  4. We give a new algorithm for approximating the Discrete Fourier transform of an approximately sparse signal that has been corrupted by worst-case L0 noise, namely a bounded number of coordinates of the signal have been corrupted arbitrarily. Our techniques generalize to a wide range of linear transformations that are used in data analysis such as the Discrete Cosine and Sine transforms, the Hadamard transform, and their high-dimensional analogs. We use our algorithm to successfully defend against well known L0 adversaries in the setting of image classification. We give experimental results on the Jacobian-based Saliency Map Attack (JSMA) and the Carlini Wagner (CW) L0 attack on the MNIST and Fashion-MNIST datasets as well as the Adversarial Patch on the ImageNet dataset.

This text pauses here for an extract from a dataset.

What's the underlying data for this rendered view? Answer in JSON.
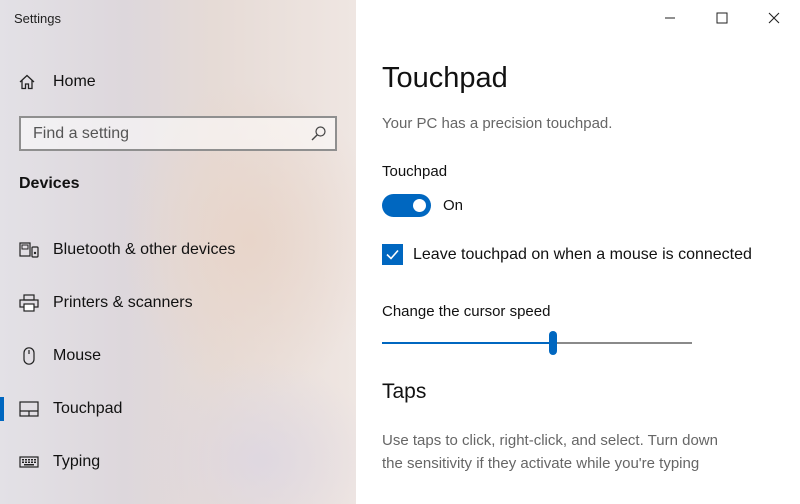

  5. We study the role of interaction in the Common Randomness Generation (CRG) and Secret Key Generation (SKG) problems. In the CRG problem, two players, Alice and Bob, respectively get samples X1, X2, . . . and Y1, Y2, . . . with the pairs (X1, Y1), (X2, Y2), . . . being drawn independently from some known probability distribution μ. They wish to communicate so as to agree on L bits of randomness. The SKG problem is the restriction of the CRG problem to the case where the key is required to be close to random even to an eavesdropper who can listen to their communication (but does not have access to the inputs of Alice and Bob). In this work, we study the relationship between the amount of communication and the number of rounds of interaction in both the CRG and the SKG problems. Specifically, we construct a family of distributions μ = μr,n,L, parametrized by integers r, n and L, such that for every r there exists a constant b = b(r) for which CRG (respectively SKG) is feasible when (Xi, Yi) ~ μr,n,L with r + 1 rounds of communication, each consisting of O(log n) bits, butmore »when restricted to r/2 − 2 rounds of interaction, the total communication must exceed Ω(n/ logb(n)) bits. Prior to our work no separations were known for r ≥ 2.« less